    This step is because sometimes life does just that—pulls something really important from you. 
    Take a look at the remaining cards. Are they still in the order of your highest priority, or do you need to reorder them? Write the new order on the cards.
  4. Now, take out 2 – 3 cards that you believe you will never really have time for. 
    And again, reorder the cards in the priority that makes sense with the remaining cards.
  5. Now, spread the remaining cards in front of you.
    If you had what is on those cards in your life, would your life be rich and satisfying? Set a timer for 1 – 2 minutes and really contemplate this question.
  6. Okay, now go back and create your final list of the 10 things you really want in your life.
    You can use any of the cards to create your list or you can add new ones that came to mind as you did the exercise.

We would suggest that you write these 10 things somewhere you will see them regularly.
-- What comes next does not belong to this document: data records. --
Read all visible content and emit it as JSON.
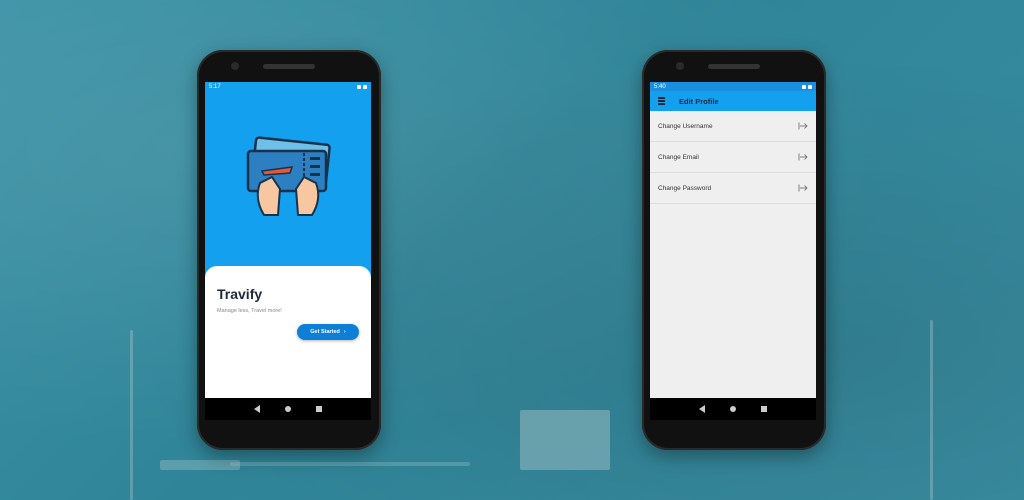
{
  "phone1": {
    "status_time": "5:17",
    "app_name": "Travify",
    "tagline": "Manage less, Travel more!",
    "cta_label": "Get Started",
    "cta_chevron": "›",
    "accent": "#13a1ef",
    "button_color": "#0d7fd6"
  },
  "phone2": {
    "status_time": "5:40",
    "title": "Edit Profile",
    "menu": [
      {
        "label": "Change Username",
        "icon": "exit-icon"
      },
      {
        "label": "Change Email",
        "icon": "exit-icon"
      },
      {
        "label": "Change Password",
        "icon": "exit-icon"
      }
    ]
  }
}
After all, they are what you want in your life, work, and world.
Then Pause (because you are a leader in your life!) several times each day to ask yourself: “Is what I am doing in alignment with me creating what I want in my life?”

Take small steps each day (or at least each week) to move toward creating what you want in your life
Then in about 12 – 18 months, do this exercise again. What you want in your life will evolve and it’s important to catch the changes as they occur. In doing so, you will be more grounded in what really matters to you when challenging times come. And, they will come. It’s the nature of being alive.

The happiest people are not the ones without challenges—no one is without challenges.
The happiest people know what matters to them and what they want in their lives,
and they take small steps consistently over time to reach their goals
—regardless of the challenges thrown at them. 

We’d love to hear what you discover. 
A hug to you as you choose happiness! 
Your Coaches and Allies at Carpenter Smith Consulting

*  – This is an exercise adapted from something the brilliant Anna Navarro from St. Louis, Missouri developed for her Work Transitions program.